On the subject of these allegedly lame expressions, I would like to point out that, in some of those places where Mr. Shugaar felt that “the Italian seemed to be dictating the translator’s words”, this was often a deliberate decision aimed at adding a soupçon of “foreignness” to the text (I don’t subscribe to the notion that books in translation should always read as if they were written originally in English).
By way of example, Mr. Shugaar maintains that “when a character asks ‘May I offer you something?’ (such flat prose) what he really meant was ‘Can I buy you a drink?'”. In my view – in this specific case – the point is highly debatable. The character in question is a sober, almost pathologically reserved type who is talking to the parish priest, and they go to the bar for a water-ice. And they drink water with it, not Manhattans. The Anglo-American drinking culture is quite alien to Sicilian culture of the early sixties.
At another point Mr. Shugaar notes: “At a crucial moment, early in the book, the doctor hands over to the family a sealed envelope entrusted to him by the dying woman. One of the daughters says: ‘It’ll be the will.’ A great deal is riding on this document, and the response is clearly one of urgent interest, and yet, instead of ‘That must be the will!’ or ‘Maybe that’s her will!’ or ‘Could it be the will?’ the translator has chosen an odd, offhand diction. Which perfectly mirrors the original Italian structure”
Indeed it does. And at first sight the critic would seem to have a point; yet, while the Italian language offers equivalent versions of all of the critic’s suggestions, the author of the book nonetheless went for a fairly low-key expression, which is neither odd, nor offhand. The author’s intention is to introduce a note of growing hysteria, as is evinced by the dialogues that follow immediately after.

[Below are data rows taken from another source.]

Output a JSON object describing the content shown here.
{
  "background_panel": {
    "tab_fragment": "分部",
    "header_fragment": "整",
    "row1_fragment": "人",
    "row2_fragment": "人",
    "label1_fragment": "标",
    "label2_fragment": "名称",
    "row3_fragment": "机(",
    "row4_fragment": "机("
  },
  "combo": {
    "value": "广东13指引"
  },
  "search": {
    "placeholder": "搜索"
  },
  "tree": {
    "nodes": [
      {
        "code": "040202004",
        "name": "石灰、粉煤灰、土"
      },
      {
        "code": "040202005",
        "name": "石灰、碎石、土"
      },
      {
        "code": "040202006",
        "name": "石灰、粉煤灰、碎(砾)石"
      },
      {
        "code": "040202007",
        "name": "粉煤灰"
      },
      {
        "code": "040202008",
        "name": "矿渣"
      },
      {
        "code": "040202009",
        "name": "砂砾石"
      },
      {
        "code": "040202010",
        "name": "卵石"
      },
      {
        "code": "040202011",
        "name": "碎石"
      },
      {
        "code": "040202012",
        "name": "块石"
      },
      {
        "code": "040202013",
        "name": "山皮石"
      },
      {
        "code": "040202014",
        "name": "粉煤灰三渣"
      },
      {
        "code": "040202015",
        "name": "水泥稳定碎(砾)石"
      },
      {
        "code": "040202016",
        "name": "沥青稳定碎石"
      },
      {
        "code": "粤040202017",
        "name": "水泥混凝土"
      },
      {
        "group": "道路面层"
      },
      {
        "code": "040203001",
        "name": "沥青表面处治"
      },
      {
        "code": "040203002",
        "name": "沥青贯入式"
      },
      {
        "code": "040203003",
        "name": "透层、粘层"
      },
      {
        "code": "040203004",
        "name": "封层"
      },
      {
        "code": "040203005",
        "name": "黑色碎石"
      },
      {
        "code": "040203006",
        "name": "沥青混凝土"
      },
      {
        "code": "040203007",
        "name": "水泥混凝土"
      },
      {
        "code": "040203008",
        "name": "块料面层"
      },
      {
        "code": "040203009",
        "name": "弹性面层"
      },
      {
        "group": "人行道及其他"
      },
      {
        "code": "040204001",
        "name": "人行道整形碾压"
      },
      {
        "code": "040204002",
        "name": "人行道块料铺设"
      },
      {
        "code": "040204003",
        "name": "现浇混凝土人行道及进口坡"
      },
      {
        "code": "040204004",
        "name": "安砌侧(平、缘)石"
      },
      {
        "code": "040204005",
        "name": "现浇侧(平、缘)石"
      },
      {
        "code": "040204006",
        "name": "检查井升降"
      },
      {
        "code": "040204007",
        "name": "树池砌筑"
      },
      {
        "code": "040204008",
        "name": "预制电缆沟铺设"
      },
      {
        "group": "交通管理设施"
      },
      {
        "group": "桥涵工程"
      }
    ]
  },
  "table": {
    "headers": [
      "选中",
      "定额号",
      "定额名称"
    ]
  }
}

And to obtain a crescendo you have to start off on a lower key and then work your way up.
Of course, if Mr. Shugaar had been less intent on slating the translation, he might have taken this into consideration.
In closing, I would like to add that it is somewhat irritating to see a text that cost thousands of hours of hard work dismissed in this somewhat cavalier fashion, especially when the critic is a colleague who should have the good grace and sensitivity to avoid employing the kind of criticism that, who knows, may one day be directed at the fruits of thousands of hours of his own work.